» TASK DETAILS: From the first line to the last, write out the records exactly, leaving out images.

» SUPPLIED MATERIAL:

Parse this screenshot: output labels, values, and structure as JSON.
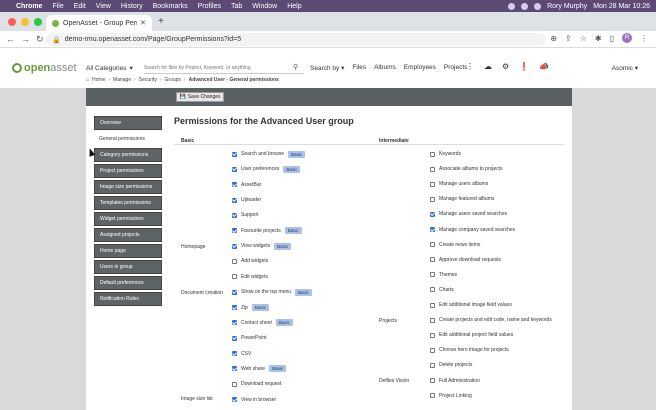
{
  "os_menubar": {
    "app": "Chrome",
    "items": [
      "File",
      "Edit",
      "View",
      "History",
      "Bookmarks",
      "Profiles",
      "Tab",
      "Window",
      "Help"
    ],
    "user": "Rory Murphy",
    "datetime": "Mon 28 Mar 10:26"
  },
  "browser": {
    "tab_title": "OpenAsset - Group Permissions",
    "url": "demo-rmu.openasset.com/Page/GroupPermissions?id=5"
  },
  "header": {
    "logo_open": "open",
    "logo_asset": "asset",
    "category_label": "All Categories",
    "search_placeholder": "Search for files by Project, Keyword, or anything",
    "search_by": "Search by ▾",
    "nav": [
      "Files",
      "Albums",
      "Employees",
      "Projects"
    ],
    "user_menu": "Asomic ▾"
  },
  "breadcrumb": [
    "Home",
    "Manage",
    "Security",
    "Groups",
    "Advanced User - General permissions"
  ],
  "toolbar": {
    "save_label": "Save Changes"
  },
  "sidebar": [
    {
      "label": "Overview",
      "active": false
    },
    {
      "label": "General permissions",
      "active": true
    },
    {
      "label": "Category permissions",
      "active": false
    },
    {
      "label": "Project permissions",
      "active": false
    },
    {
      "label": "Image size permissions",
      "active": false
    },
    {
      "label": "Templates permissions",
      "active": false
    },
    {
      "label": "Widget permissions",
      "active": false
    },
    {
      "label": "Assigned projects",
      "active": false
    },
    {
      "label": "Home page",
      "active": false
    },
    {
      "label": "Users in group",
      "active": false
    },
    {
      "label": "Default preferences",
      "active": false
    },
    {
      "label": "Notification Rules",
      "active": false
    }
  ],
  "page_title": "Permissions for the Advanced User group",
  "columns": {
    "basic": "Basic",
    "intermediate": "Intermediate"
  },
  "groups": {
    "homepage": "Homepage",
    "document_creation": "Document creation",
    "image_size_list": "Image size list",
    "projects": "Projects",
    "defiles_vision": "Defiles Vision"
  },
  "badge_label": "Basic",
  "basic_permissions": [
    {
      "label": "Search and browse",
      "checked": true,
      "badge": true
    },
    {
      "label": "User preferences",
      "checked": true,
      "badge": true
    },
    {
      "label": "AssetBar",
      "checked": true,
      "badge": false
    },
    {
      "label": "Uploader",
      "checked": true,
      "badge": false
    },
    {
      "label": "Support",
      "checked": true,
      "badge": false
    },
    {
      "label": "Favourite projects",
      "checked": true,
      "badge": true
    },
    {
      "label": "View widgets",
      "checked": true,
      "badge": true
    },
    {
      "label": "Add widgets",
      "checked": false,
      "badge": false
    },
    {
      "label": "Edit widgets",
      "checked": false,
      "badge": false
    },
    {
      "label": "Show on the top menu",
      "checked": true,
      "badge": true
    },
    {
      "label": "Zip",
      "checked": true,
      "badge": true
    },
    {
      "label": "Contact sheet",
      "checked": true,
      "badge": true
    },
    {
      "label": "PowerPoint",
      "checked": true,
      "badge": false
    },
    {
      "label": "CSV",
      "checked": true,
      "badge": false
    },
    {
      "label": "Web share",
      "checked": true,
      "badge": true
    },
    {
      "label": "Download request",
      "checked": false,
      "badge": false
    },
    {
      "label": "View in browser",
      "checked": true,
      "badge": false
    }
  ],
  "intermediate_permissions": [
    {
      "label": "Keywords",
      "checked": false
    },
    {
      "label": "Associate albums to projects",
      "checked": false
    },
    {
      "label": "Manage users albums",
      "checked": false
    },
    {
      "label": "Manage featured albums",
      "checked": false
    },
    {
      "label": "Manage users saved searches",
      "checked": true
    },
    {
      "label": "Manage company saved searches",
      "checked": true
    },
    {
      "label": "Create news items",
      "checked": false
    },
    {
      "label": "Approve download requests",
      "checked": false
    },
    {
      "label": "Themes",
      "checked": false
    },
    {
      "label": "Charts",
      "checked": false
    },
    {
      "label": "Edit additional image field values",
      "checked": false
    },
    {
      "label": "Create projects and edit code, name and keywords",
      "checked": false
    },
    {
      "label": "Edit additional project field values",
      "checked": false
    },
    {
      "label": "Choose hero image for projects",
      "checked": false
    },
    {
      "label": "Delete projects",
      "checked": false
    },
    {
      "label": "Full Administration",
      "checked": false
    },
    {
      "label": "Project Linking",
      "checked": false
    }
  ]
}
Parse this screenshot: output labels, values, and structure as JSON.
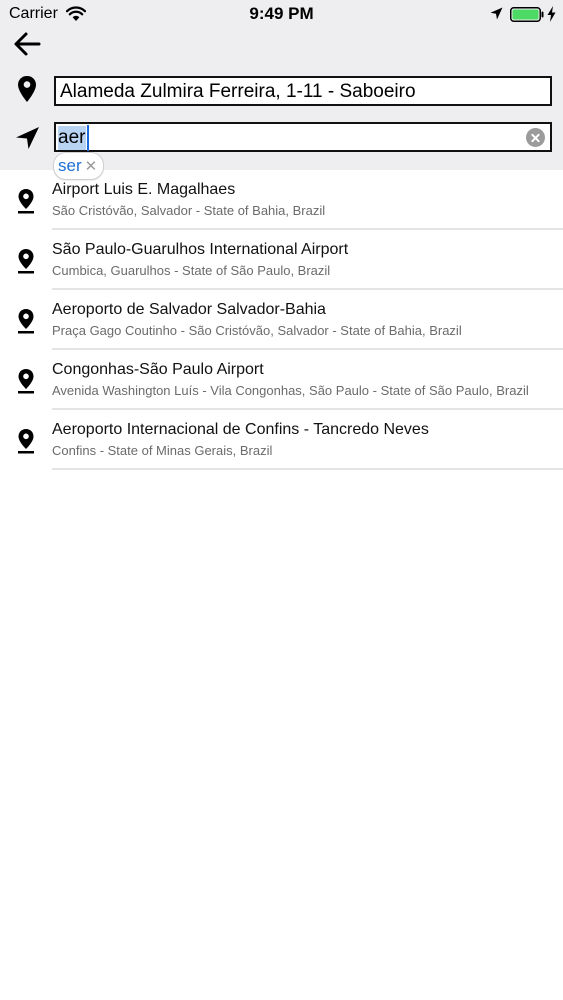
{
  "status_bar": {
    "carrier": "Carrier",
    "time": "9:49 PM",
    "battery_color": "#4cd964"
  },
  "header": {
    "background_color": "#eeeef0",
    "back_icon": "arrow-left-icon"
  },
  "origin": {
    "icon": "map-pin-icon",
    "value": "Alameda Zulmira Ferreira, 1-11 - Saboeiro"
  },
  "destination": {
    "icon": "navigation-arrow-icon",
    "value": "aer",
    "clear_icon": "clear-circle-icon"
  },
  "autocorrect_suggestion": {
    "word": "ser",
    "dismiss": "✕",
    "color": "#1e6fd6"
  },
  "results": [
    {
      "title": "Airport Luis E. Magalhaes",
      "subtitle": "São Cristóvão, Salvador - State of Bahia, Brazil"
    },
    {
      "title": "São Paulo-Guarulhos International Airport",
      "subtitle": "Cumbica, Guarulhos - State of São Paulo, Brazil"
    },
    {
      "title": "Aeroporto de Salvador Salvador-Bahia",
      "subtitle": "Praça Gago Coutinho - São Cristóvão, Salvador - State of Bahia, Brazil"
    },
    {
      "title": "Congonhas-São Paulo Airport",
      "subtitle": "Avenida Washington Luís - Vila Congonhas, São Paulo - State of São Paulo, Brazil"
    },
    {
      "title": "Aeroporto Internacional de Confins - Tancredo Neves",
      "subtitle": "Confins - State of Minas Gerais, Brazil"
    }
  ]
}
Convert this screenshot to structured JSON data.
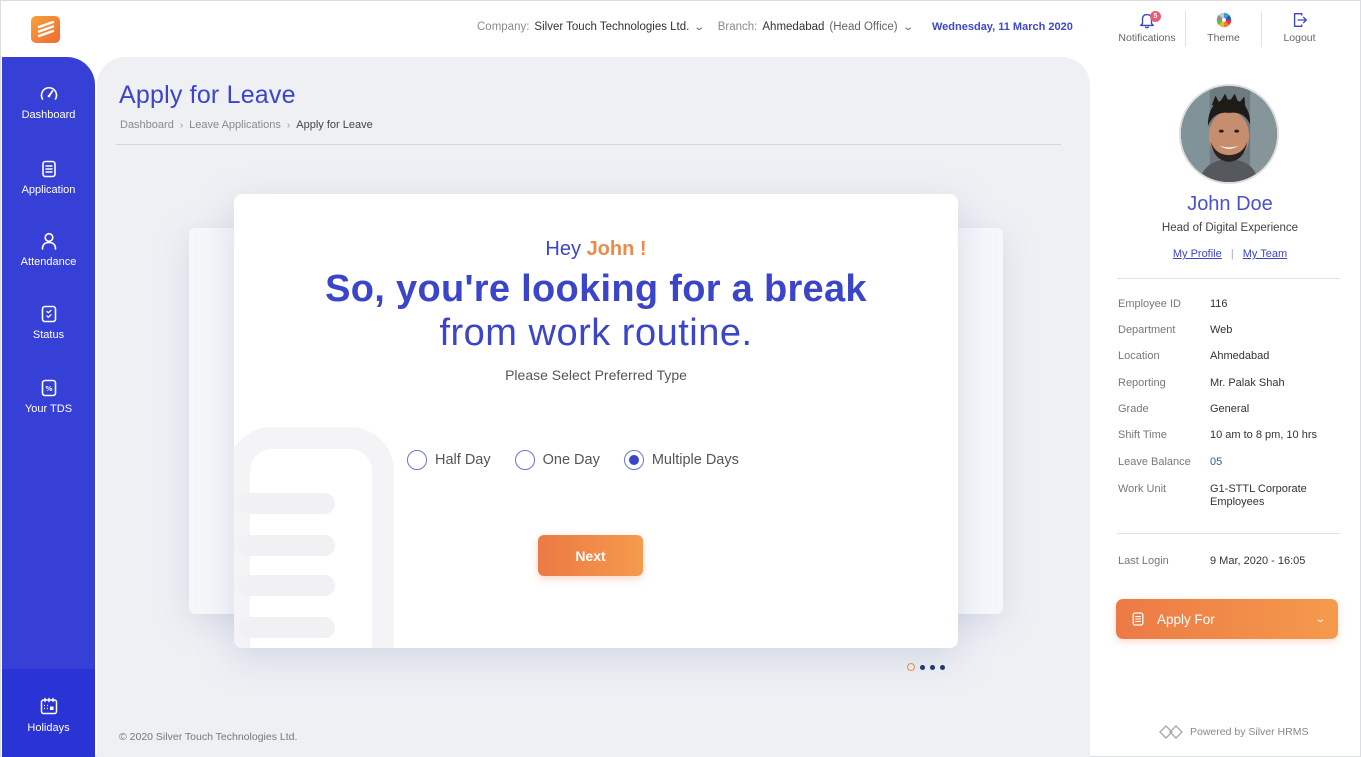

» TASK OUTPUT:
Parse this screenshot: output labels, values, and structure as JSON.
{
  "os_menubar": {
    "app": "Chrome",
    "items": [
      "File",
      "Edit",
      "View",
      "History",
      "Bookmarks",
      "Profiles",
      "Tab",
      "Window",
      "Help"
    ],
    "user": "Rory Murphy",
    "datetime": "Mon 28 Mar 10:26"
  },
  "browser": {
    "tab_title": "OpenAsset - Group Permissions",
    "url": "demo-rmu.openasset.com/Page/GroupPermissions?id=5"
  },
  "header": {
    "logo_open": "open",
    "logo_asset": "asset",
    "category_label": "All Categories",
    "search_placeholder": "Search for files by Project, Keyword, or anything",
    "search_by": "Search by ▾",
    "nav": [
      "Files",
      "Albums",
      "Employees",
      "Projects"
    ],
    "user_menu": "Asomic ▾"
  },
  "breadcrumb": [
    "Home",
    "Manage",
    "Security",
    "Groups",
    "Advanced User - General permissions"
  ],
  "toolbar": {
    "save_label": "Save Changes"
  },
  "sidebar": [
    {
      "label": "Overview",
      "active": false
    },
    {
      "label": "General permissions",
      "active": true
    },
    {
      "label": "Category permissions",
      "active": false
    },
    {
      "label": "Project permissions",
      "active": false
    },
    {
      "label": "Image size permissions",
      "active": false
    },
    {
      "label": "Templates permissions",
      "active": false
    },
    {
      "label": "Widget permissions",
      "active": false
    },
    {
      "label": "Assigned projects",
      "active": false
    },
    {
      "label": "Home page",
      "active": false
    },
    {
      "label": "Users in group",
      "active": false
    },
    {
      "label": "Default preferences",
      "active": false
    },
    {
      "label": "Notification Rules",
      "active": false
    }
  ],
  "page_title": "Permissions for the Advanced User group",
  "columns": {
    "basic": "Basic",
    "intermediate": "Intermediate"
  },
  "groups": {
    "homepage": "Homepage",
    "document_creation": "Document creation",
    "image_size_list": "Image size list",
    "projects": "Projects",
    "defiles_vision": "Defiles Vision"
  },
  "badge_label": "Basic",
  "basic_permissions": [
    {
      "label": "Search and browse",
      "checked": true,
      "badge": true
    },
    {
      "label": "User preferences",
      "checked": true,
      "badge": true
    },
    {
      "label": "AssetBar",
      "checked": true,
      "badge": false
    },
    {
      "label": "Uploader",
      "checked": true,
      "badge": false
    },
    {
      "label": "Support",
      "checked": true,
      "badge": false
    },
    {
      "label": "Favourite projects",
      "checked": true,
      "badge": true
    },
    {
      "label": "View widgets",
      "checked": true,
      "badge": true
    },
    {
      "label": "Add widgets",
      "checked": false,
      "badge": false
    },
    {
      "label": "Edit widgets",
      "checked": false,
      "badge": false
    },
    {
      "label": "Show on the top menu",
      "checked": true,
      "badge": true
    },
    {
      "label": "Zip",
      "checked": true,
      "badge": true
    },
    {
      "label": "Contact sheet",
      "checked": true,
      "badge": true
    },
    {
      "label": "PowerPoint",
      "checked": true,
      "badge": false
    },
    {
      "label": "CSV",
      "checked": true,
      "badge": false
    },
    {
      "label": "Web share",
      "checked": true,
      "badge": true
    },
    {
      "label": "Download request",
      "checked": false,
      "badge": false
    },
    {
      "label": "View in browser",
      "checked": true,
      "badge": false
    }
  ],
  "intermediate_permissions": [
    {
      "label": "Keywords",
      "checked": false
    },
    {
      "label": "Associate albums to projects",
      "checked": false
    },
    {
      "label": "Manage users albums",
      "checked": false
    },
    {
      "label": "Manage featured albums",
      "checked": false
    },
    {
      "label": "Manage users saved searches",
      "checked": true
    },
    {
      "label": "Manage company saved searches",
      "checked": true
    },
    {
      "label": "Create news items",
      "checked": false
    },
    {
      "label": "Approve download requests",
      "checked": false
    },
    {
      "label": "Themes",
      "checked": false
    },
    {
      "label": "Charts",
      "checked": false
    },
    {
      "label": "Edit additional image field values",
      "checked": false
    },
    {
      "label": "Create projects and edit code, name and keywords",
      "checked": false
    },
    {
      "label": "Edit additional project field values",
      "checked": false
    },
    {
      "label": "Choose hero image for projects",
      "checked": false
    },
    {
      "label": "Delete projects",
      "checked": false
    },
    {
      "label": "Full Administration",
      "checked": false
    },
    {
      "label": "Project Linking",
      "checked": false
    }
  ]
}
Parse this screenshot: output labels, values, and structure as JSON.
{
  "status_bar": {
    "carrier": "Carrier",
    "time": "9:49 PM",
    "battery_color": "#4cd964"
  },
  "header": {
    "background_color": "#eeeef0",
    "back_icon": "arrow-left-icon"
  },
  "origin": {
    "icon": "map-pin-icon",
    "value": "Alameda Zulmira Ferreira, 1-11 - Saboeiro"
  },
  "destination": {
    "icon": "navigation-arrow-icon",
    "value": "aer",
    "clear_icon": "clear-circle-icon"
  },
  "autocorrect_suggestion": {
    "word": "ser",
    "dismiss": "✕",
    "color": "#1e6fd6"
  },
  "results": [
    {
      "title": "Airport Luis E. Magalhaes",
      "subtitle": "São Cristóvão, Salvador - State of Bahia, Brazil"
    },
    {
      "title": "São Paulo-Guarulhos International Airport",
      "subtitle": "Cumbica, Guarulhos - State of São Paulo, Brazil"
    },
    {
      "title": "Aeroporto de Salvador Salvador-Bahia",
      "subtitle": "Praça Gago Coutinho - São Cristóvão, Salvador - State of Bahia, Brazil"
    },
    {
      "title": "Congonhas-São Paulo Airport",
      "subtitle": "Avenida Washington Luís - Vila Congonhas, São Paulo - State of São Paulo, Brazil"
    },
    {
      "title": "Aeroporto Internacional de Confins - Tancredo Neves",
      "subtitle": "Confins - State of Minas Gerais, Brazil"
    }
  ]
}
Convert this screenshot to structured JSON data.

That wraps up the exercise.